Artist’s Name: Shannon Weston
Name of Brand: ClayBabee
Artist’s Age: 21
Why do you do what you do? When did you realize a passion for what you do?
My ceramic journey began in my first year of Edna Manley . It was there I developed a strong admiration and appreciation for handmade objects, made from natural materials. I found great joy and satisfaction creating vessels using wheel throwing, coil building techniques. I really love working with clay and I’m very passionate about it because I feel it’s a medium that I can best express myself through. I’m super excited and I do look forward to learning and growing within the field.
What is your educational background?
I received an Associates Degree in Visual Arts Foundation (Ceramics) studying at the Edna Manley College in Kingston, Jamaica. Currently, I’m pursing a Bachelors degree in Craft and Design (Ceramics) at Sheridan College in Oakville, CA.
What are some of the challenges that you have faced while trying to pursue your passion?
I have not really come across any major challenges so far. A majority of the resources I need are provided by my school, and if I need something outsourced there are nearby supply stores that have just about anything and are quite reasonable.
Have you encountered people who have been skeptical about your dreams?
Yes, persons usually ask about jobs/careers within the field. [However, there a quite a few careers that are available, these] include [being a] ceramist/potter, [ceramic] professor, ceramic technician, ceramic engineer or even porcelain technician (dentistry).
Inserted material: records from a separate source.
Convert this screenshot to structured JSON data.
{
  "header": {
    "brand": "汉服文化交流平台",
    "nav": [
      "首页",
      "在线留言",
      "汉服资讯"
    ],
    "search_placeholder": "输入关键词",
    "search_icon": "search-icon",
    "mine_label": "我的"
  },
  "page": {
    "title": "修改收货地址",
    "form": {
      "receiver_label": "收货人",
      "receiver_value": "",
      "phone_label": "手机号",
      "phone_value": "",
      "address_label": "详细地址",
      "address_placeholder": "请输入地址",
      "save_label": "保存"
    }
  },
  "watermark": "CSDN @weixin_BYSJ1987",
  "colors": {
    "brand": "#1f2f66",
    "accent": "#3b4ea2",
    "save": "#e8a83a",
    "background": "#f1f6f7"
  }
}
What are some of the fears that you face?
Potentially working as a successful full-time artist.
How do you deal with those fears?
I find that engaging on social media with artists or reading articles in ceramic monthly magazines always gives great incite on artists that work full-time. They mostly speak about their educational background, how they manage their studio, selling/marketing their work style of making and overall journey to their success.
How do you work? What is the method to your ‘madness’ and how do you filter your creativity?
I like looking at images online or in magazines of the female physical form, abstract art, contemporary ceramic art, organic textures, form and patterns, body modification, ancient African art, and biomorphic ceramics just to name few. Usually while looking through these images I’ll be drawing or making notes of artists to keep in mind, historical details/forms/elements, techniques, glazes, or surface designs to test and experiment with and then apply what I’ve conjured into a creation of my own.
Out of all your work, which piece resonates the most with you?
I am really in love with my recent experiments with raku and cone 6 reduction firings, the glazes melted beautifully and they really accentuate their form.
By what terms do you measure success or perfection? When do you feel like you can say that your work is finished and ready to be experienced by others?
I’m usually satisfied with my work if I take a look at it and I don’t have a bad, unsettling feeling that something might be missing, off or incomplete. After a bisque/glaze firing I usually check for any clay or glaze defects (cracking warping, dunting, crazing etc.) and, if there are none, I would then deem that piece safe and successful.
“I’m usually satisfied with my work if I take a look at it and I don’t have a bad, unsettling feeling that something might be missing, off or incomplete.”
~ Shannon Weston